TASK TO CARRY OUT >>
Within the material below, find each line bearing the word "pencil" and present it.

▶

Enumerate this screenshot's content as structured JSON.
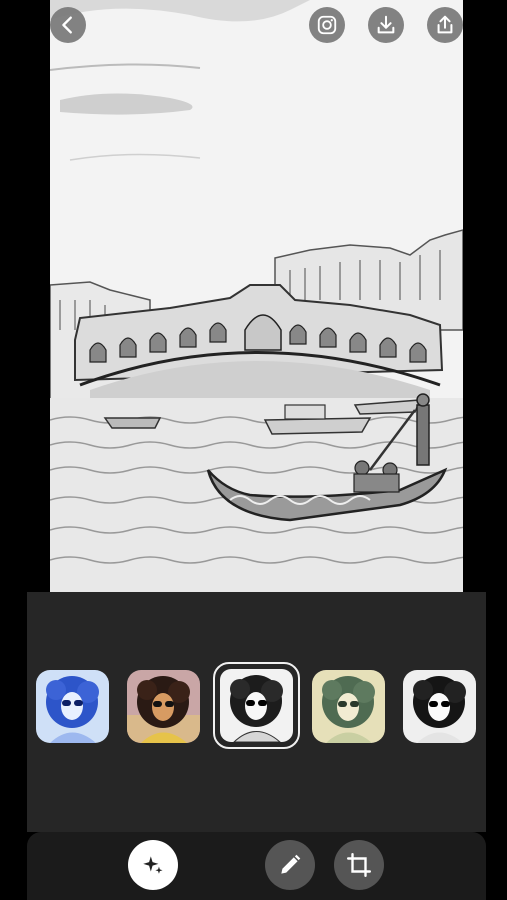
{
  "top_bar": {
    "back_icon": "chevron-left-icon",
    "instagram_icon": "instagram-icon",
    "download_icon": "download-icon",
    "share_icon": "share-icon",
    "button_color": "#787878"
  },
  "photo": {
    "style": "pencil-sketch",
    "background": "#f4f4f4"
  },
  "filters": {
    "selected_index": 2,
    "items": [
      {
        "style": "blue-tint"
      },
      {
        "style": "warm-color"
      },
      {
        "style": "black-white-sketch"
      },
      {
        "style": "vintage-green"
      },
      {
        "style": "mono-sketch"
      }
    ]
  },
  "toolbar": {
    "effects_icon": "sparkles-icon",
    "edit_icon": "pencil-icon",
    "crop_icon": "crop-icon",
    "active": "effects"
  },
  "colors": {
    "panel": "#262626",
    "toolbar": "#1b1b1b",
    "selected_border": "#f0f0f0"
  }
}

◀

PROBLEM SOLUTION >>
    "style": "pencil-sketch",
    "edit_icon": "pencil-icon",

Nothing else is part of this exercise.